On March 14, 2014, the International Trade Commission (the “Commission”) issued a notice in Certain Electronic Imaging Devices (Inv. No. 337-TA-850).  In the notice, the Commission determined to reverse the Initial Determination (“ID”) issued by ALJ Theodore R. Essex on September 30, 2013—which had found a violation of Section 337—and terminated the investigation.

By way of background, the investigation is based on a complaint filed by Flashpoint Technology, Inc. (“Flashpoint”) alleging a violation of Section 337 in the importation and sale of certain electronic imaging devices that infringe one or more claims of U.S. Patent Nos. 6,504,575 (the ‘575 patent), 6,222,538 (the ‘538 patent), 6,400,471 (the ‘471 patent), and 6,223,190 (the ‘190 patent).  See our May 25, 2012 post for more details on the complaint and our June 27, 2012 post for more information about the Notice of Investigation.  The ITC instituted an investigation on June 25, 2012.  The ‘575 patent was later terminated from the investigation.  The remaining Respondents as of the time of the ID were HTC Corp. and HTC America, Inc. (collectively, “HTC”), Huawei Technologies Co., Ltd. and FutureWei Technologies, Inc. d/b/a Huawei Technologies (USA) (collectively, “Huawei”), and ZTE Corp. and ZTE (USA) Inc. (collectively, “ZTE”).

In the ID, ALJ Essex determined that a violation of Section 337 had occurred with respect to the ‘538 patent.  See our October 18, 2013 post for more details.  Specifically, the ALJ concluded that two of the accused HTC smartphones (the HTC Vivid and HTC Droid Incredible 4G LTE) infringed the asserted claims, but that none of the other accused devices infringed the asserted patents.  The ALJ also determined that Flashpoint met the economic prong of the domestic industry requirement as to all asserted patents, and that the smartphones of Flashpoint’s licensees met the technical prong of the domestic industry requirement as to the ‘538 patent, but not as to the ‘471 or ‘190 patents.  Finally, the ALJ determined that the asserted patents were not invalid in view of the prior art or the on-sale bar and that the ‘190 and ‘538 patents were not unenforceable for failure to name an inventor.

On December 16, 2013, the Commission determined to review certain findings in the ID and issued a notice requesting briefing from the parties on fourteen specific questions.  See our December 23, 2013 post for more details.

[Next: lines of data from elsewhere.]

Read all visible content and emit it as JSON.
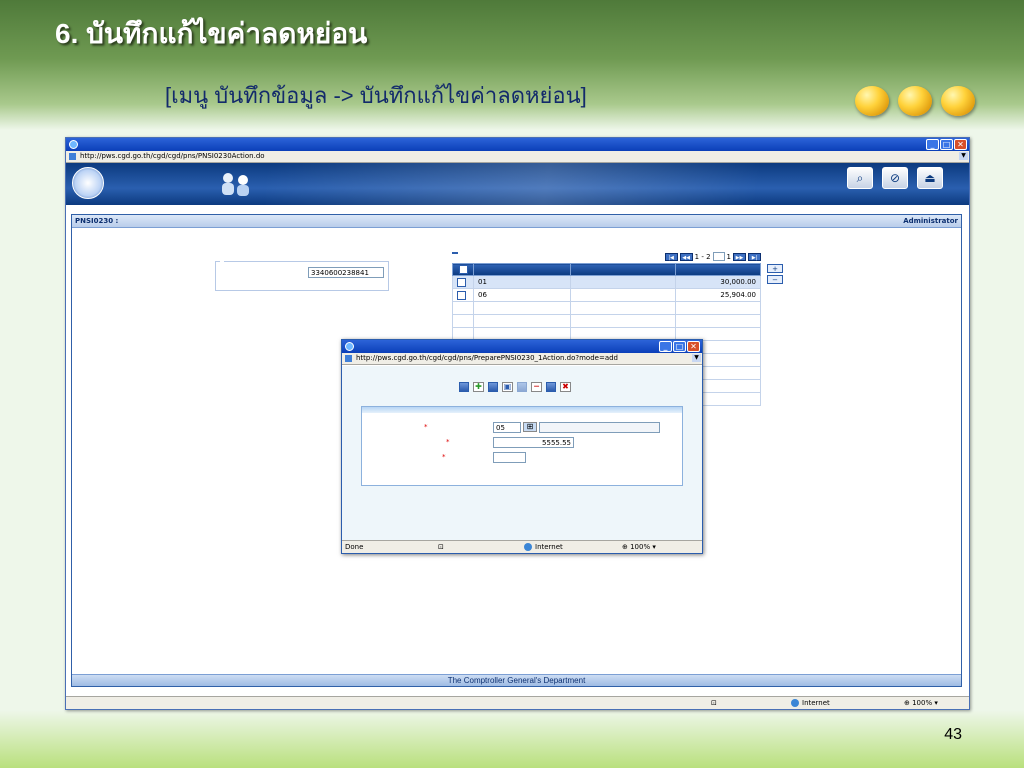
{
  "slide": {
    "title": "6. บันทึกแก้ไขค่าลดหย่อน",
    "subtitle": "[เมนู บันทึกข้อมูล -> บันทึกแก้ไขค่าลดหย่อน]",
    "page_number": "43"
  },
  "ie": {
    "title": "",
    "address": "http://pws.cgd.go.th/cgd/cgd/pns/PNSI0230Action.do",
    "status_zone": "Internet",
    "zoom": "100%"
  },
  "app": {
    "name": "",
    "tools": [
      {
        "label": "",
        "icon": "search-icon"
      },
      {
        "label": "",
        "icon": "cancel-icon"
      },
      {
        "label": "",
        "icon": "exit-icon"
      }
    ],
    "screen_code": "PNSI0230 :",
    "welcome": "Administrator",
    "footer": "The Comptroller General's Department"
  },
  "condition": {
    "legend": "",
    "id_label": "",
    "id_value": "3340600238841"
  },
  "grid": {
    "tab_label": "",
    "pager_text": "1 - 2",
    "page_of": "1",
    "columns": [
      "",
      "",
      "",
      ""
    ],
    "rows": [
      {
        "code": "01",
        "name": "",
        "amount": "30,000.00"
      },
      {
        "code": "06",
        "name": "",
        "amount": "25,904.00"
      }
    ]
  },
  "popup": {
    "title": "",
    "address": "http://pws.cgd.go.th/cgd/cgd/pns/PreparePNSI0230_1Action.do?mode=add",
    "buttons": [
      "",
      "",
      "",
      ""
    ],
    "form": {
      "code_label": "",
      "code_value": "05",
      "code_desc": "",
      "amount_label": "",
      "amount_value": "5555.55",
      "unit": "",
      "persons_label": "",
      "persons_value": ""
    },
    "status_done": "Done",
    "status_zone": "Internet",
    "zoom": "100%"
  }
}
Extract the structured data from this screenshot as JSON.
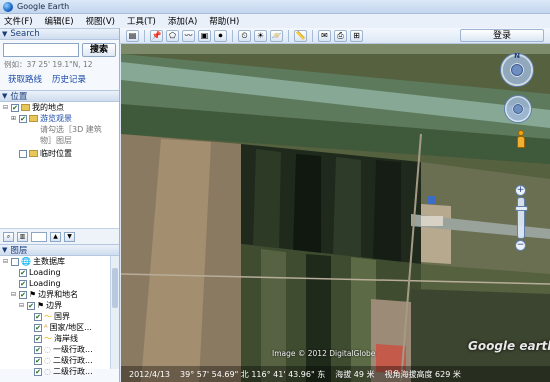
{
  "window": {
    "title": "Google Earth"
  },
  "menu": [
    "文件(F)",
    "编辑(E)",
    "视图(V)",
    "工具(T)",
    "添加(A)",
    "帮助(H)"
  ],
  "toolbar": {
    "icons": [
      "sidebar-toggle",
      "placemark",
      "polygon",
      "path",
      "image-overlay",
      "tour",
      "historical-imagery",
      "sunlight",
      "planets",
      "ruler",
      "email",
      "print",
      "view-in-maps"
    ],
    "login_label": "登录"
  },
  "search": {
    "header": "Search",
    "button": "搜索",
    "hint": "例如：37 25' 19.1\"N, 12",
    "links": [
      "获取路线",
      "历史记录"
    ]
  },
  "places": {
    "header": "位置",
    "items": [
      {
        "label": "我的地点",
        "checked": true,
        "expand": "−"
      },
      {
        "label": "游览观景",
        "checked": true,
        "expand": "+",
        "link": true
      },
      {
        "label": "请勾选［3D 建筑",
        "note": true
      },
      {
        "label": "物］图层",
        "note": true
      },
      {
        "label": "临时位置",
        "checked": false,
        "expand": ""
      }
    ]
  },
  "layers": {
    "header": "图层",
    "items": [
      {
        "label": "主数据库",
        "checked": false,
        "expand": "−",
        "level": 0
      },
      {
        "label": "Loading",
        "checked": true,
        "level": 1
      },
      {
        "label": "Loading",
        "checked": true,
        "level": 1
      },
      {
        "label": "边界和地名",
        "checked": true,
        "expand": "−",
        "level": 1
      },
      {
        "label": "边界",
        "checked": true,
        "expand": "−",
        "level": 2
      },
      {
        "label": "国界",
        "checked": true,
        "level": 3
      },
      {
        "label": "国家/地区...",
        "checked": true,
        "level": 3
      },
      {
        "label": "海岸线",
        "checked": true,
        "level": 3
      },
      {
        "label": "一级行政...",
        "checked": true,
        "level": 3
      },
      {
        "label": "二级行政...",
        "checked": true,
        "level": 3
      },
      {
        "label": "二级行政...",
        "checked": true,
        "level": 3
      }
    ]
  },
  "map": {
    "copyright": "Image © 2012 DigitalGlobe",
    "watermark": "Google earth",
    "nav_north": "N"
  },
  "status": {
    "date": "2012/4/13",
    "coords": "39° 57' 54.69\" 北  116° 41' 43.96\" 东",
    "elevation": "海拔  49 米",
    "eye_alt": "视角海拔高度  629 米"
  }
}
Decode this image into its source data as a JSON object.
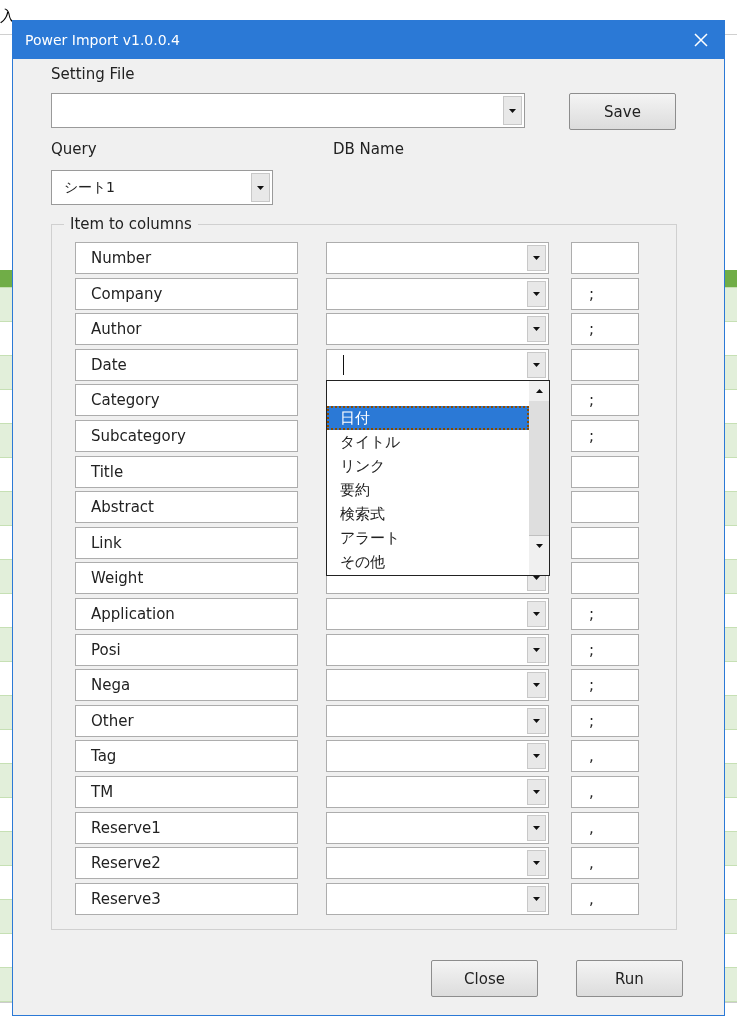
{
  "ribbon": {
    "tabs": [
      {
        "label": "入"
      }
    ]
  },
  "dialog": {
    "title": "Power Import v1.0.0.4",
    "setting_file": {
      "label": "Setting File"
    },
    "save_button": "Save",
    "query": {
      "label": "Query",
      "value": "シート1"
    },
    "db_name_label": "DB Name",
    "group": {
      "title": "Item to columns",
      "rows": [
        {
          "item": "Number"
        },
        {
          "item": "Company",
          "separator": ";"
        },
        {
          "item": "Author",
          "separator": ";"
        },
        {
          "item": "Date",
          "dropdown": {
            "items": [
              {
                "label": "日付",
                "selected": true
              },
              {
                "label": "タイトル",
                "selected": false
              },
              {
                "label": "リンク",
                "selected": false
              },
              {
                "label": "要約",
                "selected": false
              },
              {
                "label": "検索式",
                "selected": false
              },
              {
                "label": "アラート",
                "selected": false
              },
              {
                "label": "その他",
                "selected": false
              }
            ]
          }
        },
        {
          "item": "Category",
          "separator": ";"
        },
        {
          "item": "Subcategory",
          "separator": ";"
        },
        {
          "item": "Title"
        },
        {
          "item": "Abstract"
        },
        {
          "item": "Link"
        },
        {
          "item": "Weight"
        },
        {
          "item": "Application",
          "separator": ";"
        },
        {
          "item": "Posi",
          "separator": ";"
        },
        {
          "item": "Nega",
          "separator": ";"
        },
        {
          "item": "Other",
          "separator": ";"
        },
        {
          "item": "Tag",
          "separator": ","
        },
        {
          "item": "TM",
          "separator": ","
        },
        {
          "item": "Reserve1",
          "separator": ","
        },
        {
          "item": "Reserve2",
          "separator": ","
        },
        {
          "item": "Reserve3",
          "separator": ","
        }
      ]
    },
    "buttons": [
      "Close",
      "Run"
    ]
  }
}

According to the March 14 notice, after examining the record of the investigation, including the ID and the parties’ submissions, the Commission determined to reverse ALJ Essex’s finding of a violation of Section 337 and to find no violation of Section 337 with respect to the asserted patents.  In particular, the Commission found that:  (1) the HTC Vivid and HTC Droid Incredible 4G LTE smartphones do not infringe the asserted claims of the ‘538 patent; (2) Flashpoint has met the technical prong of the domestic industry requirement for the ‘538 patent; (3) Respondents have not shown that the asserted claims of the ‘538 patent are obvious; (4) the ALJ correctly construed the term “operating system” in the asserted claims of the ‘471 patent; (5) the accused HTC, Huawei, and ZTE products do not infringe the asserted claims of the ‘471 patent; (6) Flashpoint has not proved the technical prong of the domestic industry requirement for the ‘471 patent; (7) Respondents have not shown that the asserted claims of the ‘471 patent are anticipated; (8) the accused HTC, Huawei, and ZTE products do not infringe the asserted claim of the ‘190 patent; (9) Flashpoint has not proved the technical prong of the domestic industry requirement for the ‘190 patent; (10) Respondents have not shown that the asserted claim of the ‘190 patent is anticipated or rendered obvious; (11) Respondents have not shown that the asserted claims of the ‘538, ‘471, and ‘190 patents are invalid in view of the on-sale bar; (12) Respondents have not shown that claim 19 of the ‘538 patent is unenforceable due to failure to name an inventor; and (13) Flashpoint has proved the economic prong of the domestic industry requirement with respect to the ‘538, ‘471, and ‘190 patents.  The Commission further determined to take no position on whether the asserted claim of the ‘190  patent is anticipated or rendered obvious by certain additional prior art.

In view of these findings, the Commission reversed ALJ Essex’s ID, found no violation of Section 337, and terminated the investigation. 

The notice states that a Commission opinion will issue promptly.  We will provide additional information once the public version of the opinion issues.